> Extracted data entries
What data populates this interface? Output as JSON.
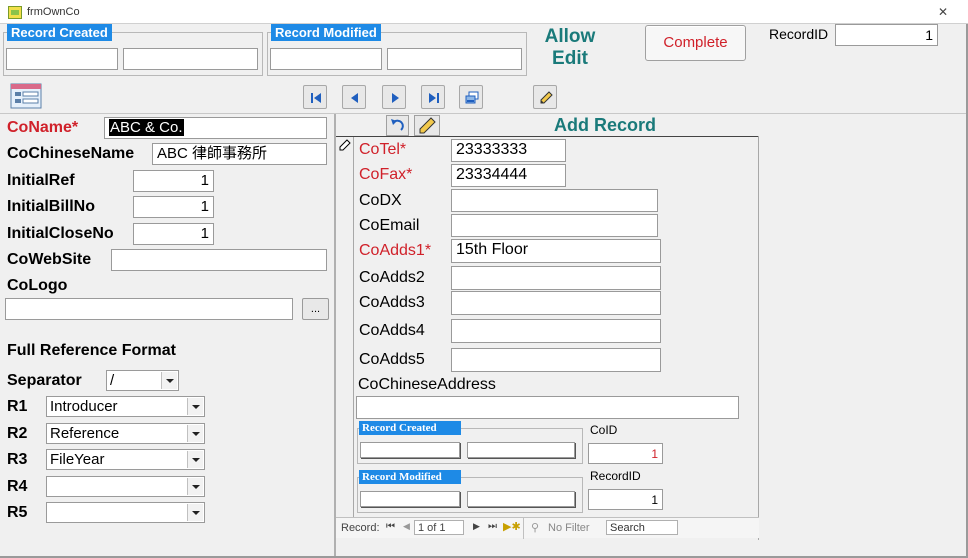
{
  "window": {
    "title": "frmOwnCo"
  },
  "header": {
    "record_created": "Record Created",
    "record_modified": "Record Modified",
    "allow_edit": "Allow Edit",
    "complete_button": "Complete",
    "record_id_label": "RecordID",
    "record_id_value": "1",
    "accent_color": "#1e8ae6",
    "edit_text_color": "#1a7a7a"
  },
  "toolbar": {
    "icons": [
      "form-icon",
      "first-record-icon",
      "previous-record-icon",
      "next-record-icon",
      "last-record-icon",
      "new-record-icon",
      "edit-pencil-icon"
    ]
  },
  "left": {
    "coname_label": "CoName*",
    "coname_value": "ABC & Co.",
    "cochinesename_label": "CoChineseName",
    "cochinesename_value": "ABC 律師事務所",
    "initialref_label": "InitialRef",
    "initialref_value": "1",
    "initialbillno_label": "InitialBillNo",
    "initialbillno_value": "1",
    "initialcloseno_label": "InitialCloseNo",
    "initialcloseno_value": "1",
    "cowebsite_label": "CoWebSite",
    "cowebsite_value": "",
    "cologo_label": "CoLogo",
    "cologo_value": "",
    "browse_button": "...",
    "full_ref_title": "Full Reference Format",
    "separator_label": "Separator",
    "separator_value": "/",
    "r1_label": "R1",
    "r1_value": "Introducer",
    "r2_label": "R2",
    "r2_value": "Reference",
    "r3_label": "R3",
    "r3_value": "FileYear",
    "r4_label": "R4",
    "r4_value": "",
    "r5_label": "R5",
    "r5_value": ""
  },
  "sub": {
    "title": "Add Record",
    "cotel_label": "CoTel*",
    "cotel_value": "23333333",
    "cofax_label": "CoFax*",
    "cofax_value": "23334444",
    "codx_label": "CoDX",
    "codx_value": "",
    "coemail_label": "CoEmail",
    "coemail_value": "",
    "coadds1_label": "CoAdds1*",
    "coadds1_value": "15th Floor",
    "coadds2_label": "CoAdds2",
    "coadds2_value": "",
    "coadds3_label": "CoAdds3",
    "coadds3_value": "",
    "coadds4_label": "CoAdds4",
    "coadds4_value": "",
    "coadds5_label": "CoAdds5",
    "coadds5_value": "",
    "cochineseaddress_label": "CoChineseAddress",
    "cochineseaddress_value": "",
    "record_created": "Record Created",
    "record_modified": "Record Modified",
    "coid_label": "CoID",
    "coid_value": "1",
    "recordid_label": "RecordID",
    "recordid_value": "1"
  },
  "navbar": {
    "record_label": "Record:",
    "position": "1 of 1",
    "filter": "No Filter",
    "search_placeholder": "Search"
  }
}
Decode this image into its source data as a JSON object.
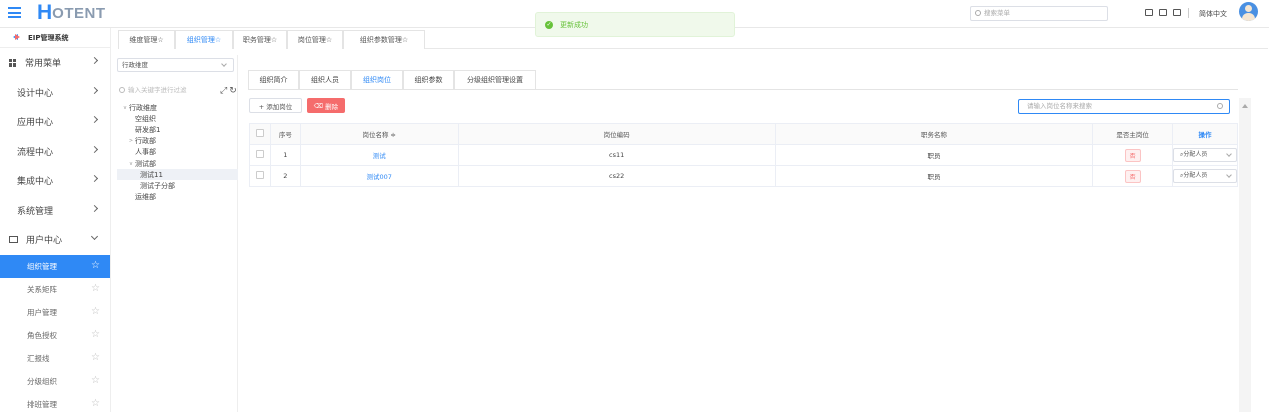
{
  "header": {
    "logo_mark": "H",
    "logo_text": "OTENT",
    "toast": "更新成功",
    "search_placeholder": "搜索菜单",
    "language": "简体中文"
  },
  "sidebar": {
    "system_title": "EIP管理系统",
    "items": [
      {
        "label": "常用菜单"
      },
      {
        "label": "设计中心"
      },
      {
        "label": "应用中心"
      },
      {
        "label": "流程中心"
      },
      {
        "label": "集成中心"
      },
      {
        "label": "系统管理"
      },
      {
        "label": "用户中心"
      }
    ],
    "sub_items": [
      {
        "label": "组织管理",
        "active": true
      },
      {
        "label": "关系矩阵"
      },
      {
        "label": "用户管理"
      },
      {
        "label": "角色授权"
      },
      {
        "label": "汇报线"
      },
      {
        "label": "分级组织"
      },
      {
        "label": "排班管理"
      }
    ]
  },
  "top_tabs": [
    {
      "label": "维度管理☆"
    },
    {
      "label": "组织管理☆",
      "active": true
    },
    {
      "label": "职务管理☆"
    },
    {
      "label": "岗位管理☆"
    },
    {
      "label": "组织参数管理☆"
    }
  ],
  "left_panel": {
    "dimension": "行政维度",
    "filter_placeholder": "输入关键字进行过滤",
    "tree": [
      {
        "label": "行政维度",
        "level": 0,
        "toggle": "v"
      },
      {
        "label": "空组织",
        "level": 1
      },
      {
        "label": "研发部1",
        "level": 1
      },
      {
        "label": "行政部",
        "level": 1,
        "toggle": ">"
      },
      {
        "label": "人事部",
        "level": 1
      },
      {
        "label": "测试部",
        "level": 1,
        "toggle": "v"
      },
      {
        "label": "测试11",
        "level": 2,
        "selected": true
      },
      {
        "label": "测试子分部",
        "level": 2
      },
      {
        "label": "运维部",
        "level": 1
      }
    ]
  },
  "inner_tabs": [
    {
      "label": "组织简介"
    },
    {
      "label": "组织人员"
    },
    {
      "label": "组织岗位",
      "active": true
    },
    {
      "label": "组织参数"
    },
    {
      "label": "分级组织管理设置"
    }
  ],
  "toolbar": {
    "add_label": "+ 添加岗位",
    "delete_label": "删除",
    "search_placeholder": "请输入岗位名称来搜索"
  },
  "table": {
    "columns": [
      "序号",
      "岗位名称 ≑",
      "岗位编码",
      "职务名称",
      "是否主岗位",
      "操作"
    ],
    "rows": [
      {
        "index": "1",
        "name": "测试",
        "code": "cs11",
        "job": "职员",
        "is_main": "否",
        "action": "分配人员"
      },
      {
        "index": "2",
        "name": "测试007",
        "code": "cs22",
        "job": "职员",
        "is_main": "否",
        "action": "分配人员"
      }
    ]
  }
}
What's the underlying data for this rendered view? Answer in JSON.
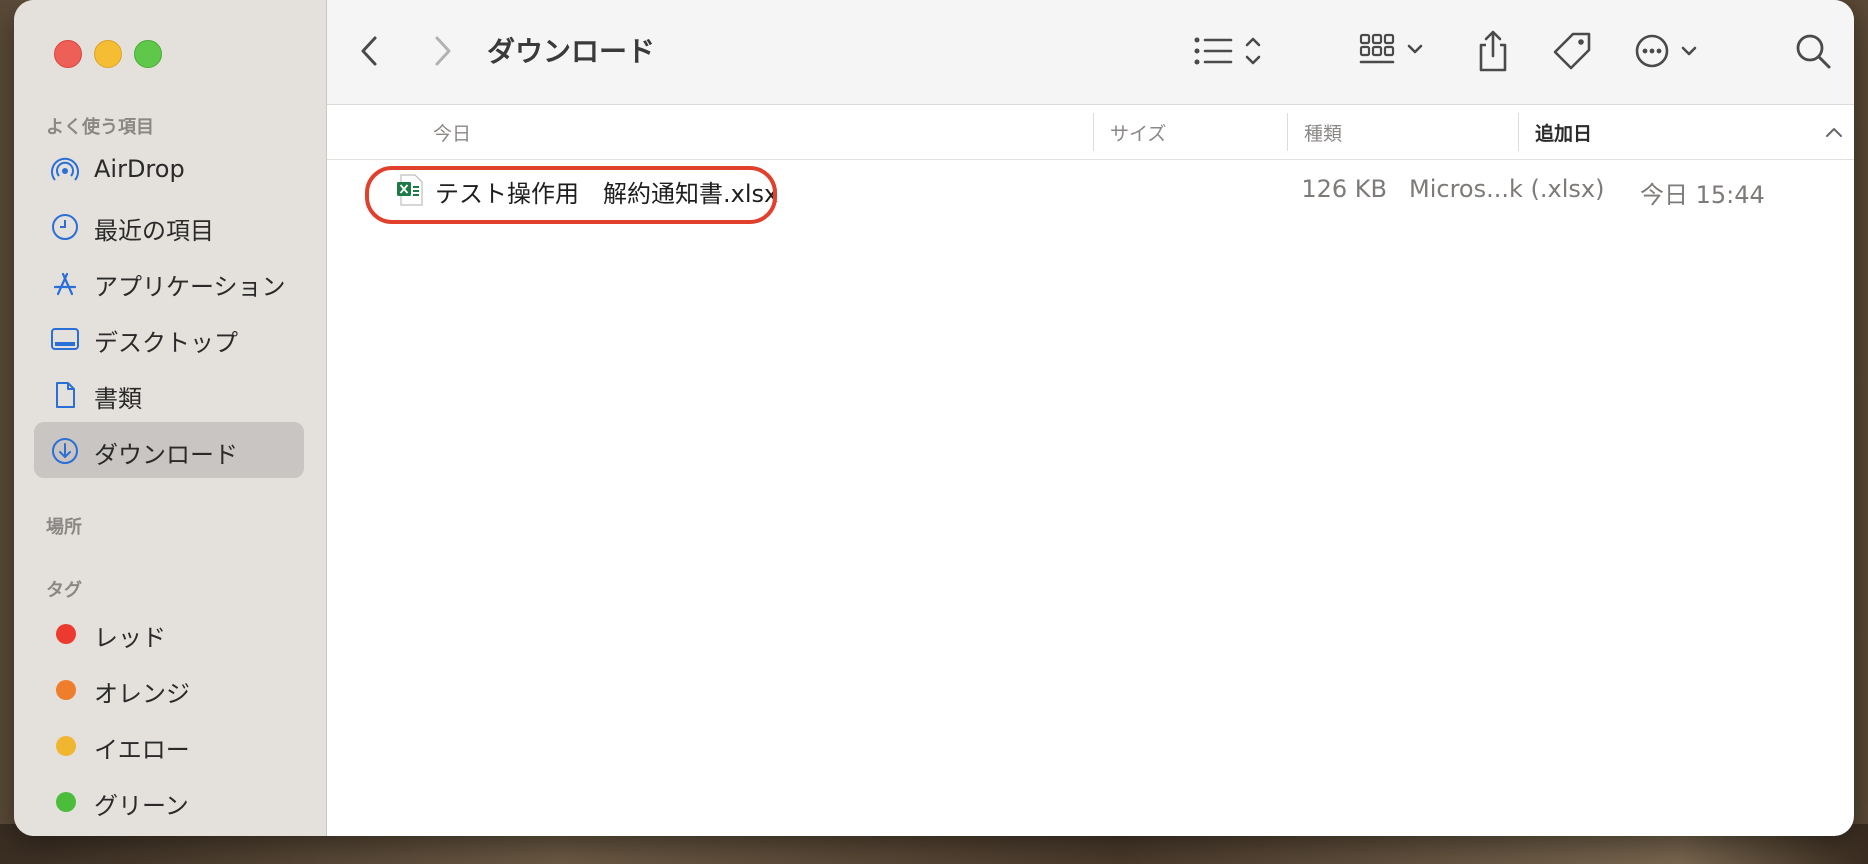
{
  "window": {
    "title": "ダウンロード"
  },
  "sidebar": {
    "favorites_label": "よく使う項目",
    "favorites": [
      {
        "label": "AirDrop",
        "icon": "airdrop-icon"
      },
      {
        "label": "最近の項目",
        "icon": "clock-icon"
      },
      {
        "label": "アプリケーション",
        "icon": "apps-icon"
      },
      {
        "label": "デスクトップ",
        "icon": "desktop-icon"
      },
      {
        "label": "書類",
        "icon": "document-icon"
      },
      {
        "label": "ダウンロード",
        "icon": "download-icon",
        "selected": true
      }
    ],
    "locations_label": "場所",
    "tags_label": "タグ",
    "tags": [
      {
        "label": "レッド",
        "color": "#ec3a2f"
      },
      {
        "label": "オレンジ",
        "color": "#ee7e2c"
      },
      {
        "label": "イエロー",
        "color": "#f0b630"
      },
      {
        "label": "グリーン",
        "color": "#4bbd3a"
      }
    ]
  },
  "toolbar": {
    "icons": [
      "back-icon",
      "forward-icon",
      "list-view-icon",
      "group-icon",
      "share-icon",
      "tag-icon",
      "more-icon",
      "search-icon"
    ]
  },
  "columns": {
    "name": "今日",
    "size": "サイズ",
    "kind": "種類",
    "date_added": "追加日"
  },
  "files": [
    {
      "name": "テスト操作用　解約通知書.xlsx",
      "size": "126 KB",
      "kind": "Micros...k (.xlsx)",
      "date_added": "今日 15:44",
      "icon": "excel-file-icon"
    }
  ],
  "colors": {
    "accent": "#2b6fd6",
    "highlight": "#e0402c"
  }
}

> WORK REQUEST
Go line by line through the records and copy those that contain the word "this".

> RESPONSE TO THE TASK
What data populates this interface? Output as JSON.
Decode this image into its source data as a JSON object.
What's the underlying data for this rendered view? Answer in JSON.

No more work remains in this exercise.